Frankfurt am Main: Vittorio Klostermann, 1982, 1992.
Part One. Chapter Two:
Ambiguity in the Essence of Philosophy (Metaphysics), at
b Ibid., at
c Part Two. Chapter Two
The Beginning of Metaphysical Questioning with the Question of
World. The Path of the Investigation and Its Difficulties: , at
d Ibid., at
(1889-1976). Ontology -- The Hermeneutics
of Facticity. Translated by John van Buren. Vittorio
Klostermann, Frankfurt am Main, 1988. Bloomington, IN: Indiana
University Press, 1999. [Published in German as
Martin Heidegger, Gesamtausgabe, volume 63: Ontologie
(Hermeneutik der Faktizität), edited by Käte
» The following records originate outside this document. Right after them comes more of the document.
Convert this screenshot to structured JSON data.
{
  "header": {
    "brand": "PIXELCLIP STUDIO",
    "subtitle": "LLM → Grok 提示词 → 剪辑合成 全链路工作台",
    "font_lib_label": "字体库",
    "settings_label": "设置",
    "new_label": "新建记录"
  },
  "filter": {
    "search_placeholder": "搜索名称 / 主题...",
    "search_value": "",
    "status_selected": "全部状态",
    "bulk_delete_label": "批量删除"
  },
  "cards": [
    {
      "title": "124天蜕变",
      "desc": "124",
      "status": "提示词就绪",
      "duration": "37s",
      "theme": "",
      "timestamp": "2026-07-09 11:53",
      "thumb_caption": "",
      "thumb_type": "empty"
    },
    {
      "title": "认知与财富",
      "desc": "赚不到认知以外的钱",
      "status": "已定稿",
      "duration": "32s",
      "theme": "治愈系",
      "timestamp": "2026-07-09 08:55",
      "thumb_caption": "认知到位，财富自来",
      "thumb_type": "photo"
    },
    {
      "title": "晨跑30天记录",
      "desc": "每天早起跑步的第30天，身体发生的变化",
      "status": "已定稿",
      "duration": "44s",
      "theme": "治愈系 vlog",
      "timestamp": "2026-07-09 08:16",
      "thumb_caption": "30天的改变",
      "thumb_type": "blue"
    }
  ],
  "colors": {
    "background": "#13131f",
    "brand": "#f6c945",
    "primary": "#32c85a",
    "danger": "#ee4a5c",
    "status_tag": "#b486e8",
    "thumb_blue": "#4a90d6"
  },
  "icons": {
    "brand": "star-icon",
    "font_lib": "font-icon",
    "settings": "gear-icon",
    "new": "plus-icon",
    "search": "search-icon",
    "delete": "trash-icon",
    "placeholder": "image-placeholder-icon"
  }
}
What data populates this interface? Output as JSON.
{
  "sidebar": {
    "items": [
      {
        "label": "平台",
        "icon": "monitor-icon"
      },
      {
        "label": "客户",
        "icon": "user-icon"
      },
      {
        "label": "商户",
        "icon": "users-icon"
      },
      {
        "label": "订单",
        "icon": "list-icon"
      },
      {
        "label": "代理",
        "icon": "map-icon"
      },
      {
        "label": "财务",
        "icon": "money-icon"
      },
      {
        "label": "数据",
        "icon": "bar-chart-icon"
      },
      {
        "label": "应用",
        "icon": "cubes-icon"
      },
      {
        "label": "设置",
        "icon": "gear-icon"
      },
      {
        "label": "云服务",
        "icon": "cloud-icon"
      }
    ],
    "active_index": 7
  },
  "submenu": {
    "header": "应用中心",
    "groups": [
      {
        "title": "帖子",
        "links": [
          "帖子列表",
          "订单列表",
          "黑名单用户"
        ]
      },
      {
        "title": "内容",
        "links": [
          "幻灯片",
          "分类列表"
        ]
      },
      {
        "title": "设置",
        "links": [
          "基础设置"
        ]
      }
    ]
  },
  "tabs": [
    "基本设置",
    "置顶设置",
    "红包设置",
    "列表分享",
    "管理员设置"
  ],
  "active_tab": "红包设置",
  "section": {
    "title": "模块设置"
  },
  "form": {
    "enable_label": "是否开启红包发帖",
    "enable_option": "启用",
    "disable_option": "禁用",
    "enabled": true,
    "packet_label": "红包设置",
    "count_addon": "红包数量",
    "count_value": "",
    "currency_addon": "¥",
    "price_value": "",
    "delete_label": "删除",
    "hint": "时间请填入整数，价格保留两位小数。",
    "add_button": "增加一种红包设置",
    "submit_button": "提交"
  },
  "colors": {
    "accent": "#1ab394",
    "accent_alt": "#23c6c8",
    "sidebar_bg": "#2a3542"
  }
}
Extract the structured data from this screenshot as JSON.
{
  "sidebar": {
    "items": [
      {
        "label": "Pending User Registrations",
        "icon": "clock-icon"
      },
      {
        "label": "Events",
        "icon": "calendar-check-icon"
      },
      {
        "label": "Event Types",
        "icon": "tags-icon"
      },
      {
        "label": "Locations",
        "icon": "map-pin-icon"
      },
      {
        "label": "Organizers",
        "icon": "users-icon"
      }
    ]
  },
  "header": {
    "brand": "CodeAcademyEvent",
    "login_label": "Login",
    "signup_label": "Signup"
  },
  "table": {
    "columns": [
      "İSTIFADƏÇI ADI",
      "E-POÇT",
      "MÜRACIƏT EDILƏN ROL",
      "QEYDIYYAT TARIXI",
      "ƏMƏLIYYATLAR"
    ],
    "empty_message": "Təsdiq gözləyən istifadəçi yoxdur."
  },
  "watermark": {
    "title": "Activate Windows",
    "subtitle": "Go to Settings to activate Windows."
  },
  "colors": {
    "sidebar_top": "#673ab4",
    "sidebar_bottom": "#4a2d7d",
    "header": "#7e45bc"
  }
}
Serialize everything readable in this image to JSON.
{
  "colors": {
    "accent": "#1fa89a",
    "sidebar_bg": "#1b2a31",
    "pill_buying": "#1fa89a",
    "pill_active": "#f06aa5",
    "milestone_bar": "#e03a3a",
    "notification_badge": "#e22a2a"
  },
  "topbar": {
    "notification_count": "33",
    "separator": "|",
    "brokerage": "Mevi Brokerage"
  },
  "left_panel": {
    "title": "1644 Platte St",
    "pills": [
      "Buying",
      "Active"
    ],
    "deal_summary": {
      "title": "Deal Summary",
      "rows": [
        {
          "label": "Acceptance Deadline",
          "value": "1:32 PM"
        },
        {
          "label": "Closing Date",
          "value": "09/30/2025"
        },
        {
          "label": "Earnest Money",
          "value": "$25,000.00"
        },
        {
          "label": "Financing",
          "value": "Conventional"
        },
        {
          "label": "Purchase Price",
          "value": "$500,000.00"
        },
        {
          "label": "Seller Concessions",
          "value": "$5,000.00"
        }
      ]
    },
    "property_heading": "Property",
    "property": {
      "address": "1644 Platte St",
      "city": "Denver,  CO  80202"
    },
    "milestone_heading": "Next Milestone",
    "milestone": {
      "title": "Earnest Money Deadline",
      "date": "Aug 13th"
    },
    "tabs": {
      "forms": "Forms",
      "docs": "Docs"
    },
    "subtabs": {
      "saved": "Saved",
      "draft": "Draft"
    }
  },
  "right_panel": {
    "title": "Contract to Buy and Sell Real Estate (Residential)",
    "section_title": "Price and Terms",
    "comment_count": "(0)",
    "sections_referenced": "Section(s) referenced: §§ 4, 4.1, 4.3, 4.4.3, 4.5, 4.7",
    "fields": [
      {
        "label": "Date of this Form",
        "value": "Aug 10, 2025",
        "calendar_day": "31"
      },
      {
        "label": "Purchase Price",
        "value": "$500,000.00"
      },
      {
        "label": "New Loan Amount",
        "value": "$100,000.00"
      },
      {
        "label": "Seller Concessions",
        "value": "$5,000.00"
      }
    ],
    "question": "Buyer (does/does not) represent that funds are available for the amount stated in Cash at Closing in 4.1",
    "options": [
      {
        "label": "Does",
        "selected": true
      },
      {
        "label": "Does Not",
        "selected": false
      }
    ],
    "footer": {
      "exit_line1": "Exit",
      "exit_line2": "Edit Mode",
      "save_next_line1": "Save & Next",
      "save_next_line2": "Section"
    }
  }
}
PART ONE: PATHS OF INTERPRETING THE BEING-THERE OF DASEIN
IN THE AWHILENESS OF TEMPORAL PARTICULARITY
a Chapter 1: Hermeneutics, at 7.
b Ibid., at 14.
c Chapter 3: Being-Interpreted in Today's Today, at 39.
d Chapter 4: Analysis of Each Interpretation Regarding
Its Mode of Being-Related to Its Object, at 47.
e Ibid., at 48.
f Ibid., at 51.
PART TWO: THE PHENOMENOLOGICAL PATH OF THE HERMENEUTICS OF
g Chapter 1: Preliminary Reflections: Phenomenon and
Phenomenology, at 56-57.
h Chapter 4: Significance as
the Character of the World's Being-Encountered, at 79.
8 Martin Heidegger. Nietzsche.
Volume I: The Will to
Power as Art. Translated with Notes and an Analysis by David
Volume II: The Eternal Recurrence of the Same. Translated with Notes and an
Analysis by David Farrell Krell. San Francisco, CA: HaperSanFrancisco, 1991. (Originally published:
San Francisco, CA: Harper & Row, 1979-1987.)
a Volume II, Part 1, On the
Vision of the Riddle, at 41.
b Volume II, Part 1,
Summary Presentation of the Thought: Being as a Whole as Life and
Force; the World as Chaos, at 86-87.
c Volume II, Part 1, The
Essence of a Fundamental Metaphysical Position; The Possibility of
Such Positions in the History of Western Philosophy, at 192.
d Volume II, Part 2: Who
is Nietzsche's Zarathustra, at 218.
Martin Heidegger. Nietzsche.
Volume III: The Will to
Power as Knowledge and Metaphysics. Translated by Joan Stambaugh,
David Farrell Krell, and Frank A. Capuzzi. Edited with Notes and
an Analysis by David Farrell Krell.
Volume IV: Nihilism. Translated by Frank A. Capuzzi. Edited with
Notes and an Analysis by David Farrell Krell.